A federal judge on Monday ruled in favor of three drug companies, finding that they did not cause a public nuisance by shipping millions of opioids to a West Virginia community wracked by overdoses, The Washington Post reports.
Judge David Faber on Monday dismissed a lawsuit from Cabell County and Huntington, W.Va., alleging that AmerisourceBergen, Cardinal Health, and McKesson held responsibility for the consequences of the opioid inundation.
The drug companies denied wrongdoing, arguing that the opioids were prescribed by licensed doctors and filled by pharmacies.
The companies argue they have no way of telling which prescriptions may be illegitimate and whether some of the drugs may be funneled to the black market.
Faber ruled that the plaintiffs did not prove that the companies’ conduct was unreasonable and that the conduct could not be connected to the harm suffered by the communities.
He also noted that the plaintiffs had not devised a specific plan detailing how money awarded in the lawsuit would be spent if they won.
The rise of pills flowing to the state was the result of “good faith dispensing” and increased limits set by the Drug Enforcement Administration, he wrote.
“The opioid crisis has taken a considerable toll on the citizens of Cabell County and the City of Huntington.
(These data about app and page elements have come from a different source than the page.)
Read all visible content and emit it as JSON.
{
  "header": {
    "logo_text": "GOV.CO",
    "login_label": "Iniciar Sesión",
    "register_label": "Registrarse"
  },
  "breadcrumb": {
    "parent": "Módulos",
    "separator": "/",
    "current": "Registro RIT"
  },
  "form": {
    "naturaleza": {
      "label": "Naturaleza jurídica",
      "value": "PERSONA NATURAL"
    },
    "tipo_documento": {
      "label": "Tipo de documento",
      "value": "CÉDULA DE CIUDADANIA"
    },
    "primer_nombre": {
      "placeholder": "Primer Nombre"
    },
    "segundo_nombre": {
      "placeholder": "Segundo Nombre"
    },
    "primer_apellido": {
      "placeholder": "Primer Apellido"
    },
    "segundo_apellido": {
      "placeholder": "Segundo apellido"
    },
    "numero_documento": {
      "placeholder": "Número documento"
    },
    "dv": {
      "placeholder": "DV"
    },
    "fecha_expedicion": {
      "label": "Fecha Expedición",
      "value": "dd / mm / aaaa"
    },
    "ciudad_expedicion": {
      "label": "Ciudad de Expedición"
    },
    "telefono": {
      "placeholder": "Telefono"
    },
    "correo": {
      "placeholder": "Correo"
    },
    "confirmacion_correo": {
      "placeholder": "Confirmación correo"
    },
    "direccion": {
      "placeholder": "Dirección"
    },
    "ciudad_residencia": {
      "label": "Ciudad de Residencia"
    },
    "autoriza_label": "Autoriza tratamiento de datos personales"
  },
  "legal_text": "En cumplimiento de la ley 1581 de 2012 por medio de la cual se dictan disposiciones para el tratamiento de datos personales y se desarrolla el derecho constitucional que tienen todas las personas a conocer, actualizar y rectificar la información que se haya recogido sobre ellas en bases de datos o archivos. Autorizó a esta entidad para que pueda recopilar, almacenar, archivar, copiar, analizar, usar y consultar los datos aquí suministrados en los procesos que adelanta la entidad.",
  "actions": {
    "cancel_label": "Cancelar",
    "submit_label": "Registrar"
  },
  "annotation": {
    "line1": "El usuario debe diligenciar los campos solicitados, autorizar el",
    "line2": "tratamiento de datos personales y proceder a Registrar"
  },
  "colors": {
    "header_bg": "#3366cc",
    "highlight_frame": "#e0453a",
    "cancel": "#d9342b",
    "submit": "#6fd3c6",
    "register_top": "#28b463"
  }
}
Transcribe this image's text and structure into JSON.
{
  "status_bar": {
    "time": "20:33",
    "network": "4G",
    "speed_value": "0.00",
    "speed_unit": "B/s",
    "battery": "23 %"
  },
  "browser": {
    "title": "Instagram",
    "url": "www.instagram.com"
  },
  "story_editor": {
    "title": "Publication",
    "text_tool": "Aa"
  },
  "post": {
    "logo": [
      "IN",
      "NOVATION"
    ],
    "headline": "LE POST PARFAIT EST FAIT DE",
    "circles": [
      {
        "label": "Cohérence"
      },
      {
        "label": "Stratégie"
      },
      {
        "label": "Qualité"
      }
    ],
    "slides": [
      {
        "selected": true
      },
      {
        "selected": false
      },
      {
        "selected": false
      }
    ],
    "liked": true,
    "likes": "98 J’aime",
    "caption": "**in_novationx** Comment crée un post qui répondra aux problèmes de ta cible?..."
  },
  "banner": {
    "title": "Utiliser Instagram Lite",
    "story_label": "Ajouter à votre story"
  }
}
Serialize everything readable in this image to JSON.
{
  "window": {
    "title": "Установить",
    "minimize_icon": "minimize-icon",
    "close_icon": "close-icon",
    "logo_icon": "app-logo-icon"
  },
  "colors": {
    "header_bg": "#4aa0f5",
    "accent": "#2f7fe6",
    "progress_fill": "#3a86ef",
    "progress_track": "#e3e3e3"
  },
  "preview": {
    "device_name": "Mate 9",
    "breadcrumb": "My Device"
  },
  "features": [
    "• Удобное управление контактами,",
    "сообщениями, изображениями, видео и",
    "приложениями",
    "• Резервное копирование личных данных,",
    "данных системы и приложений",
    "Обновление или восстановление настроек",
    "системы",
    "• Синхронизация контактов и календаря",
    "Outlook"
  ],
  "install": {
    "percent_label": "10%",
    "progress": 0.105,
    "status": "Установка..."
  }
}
And while there is a natural tendency to assign blame in such cases, they must be decided not based on sympathy, but on the facts and the law,” Faber wrote. “In view of the court’s findings and conclusions, the court finds that judgment should be entered in defendants’ favor.”
“The extension of the law of nuisance to cover the marketing and sale of opioids is inconsistent with the history and traditional notions of nuisance,” he added.
State rejected previous deal:
The three companies previously agreed to pay $21 billion to states, counties and cities that sued them but West Virginia did not take part in the agreement.
“We are deeply disappointed personally and for the citizens of Cabell County and the City of Huntington," the plaintiffs’ attorneys said in a statement. “We felt the evidence that emerged from witness statements, company documents, and extensive datasets showed these defendants were responsible for creating and overseeing the infrastructure that flooded West Virginia with opioids.”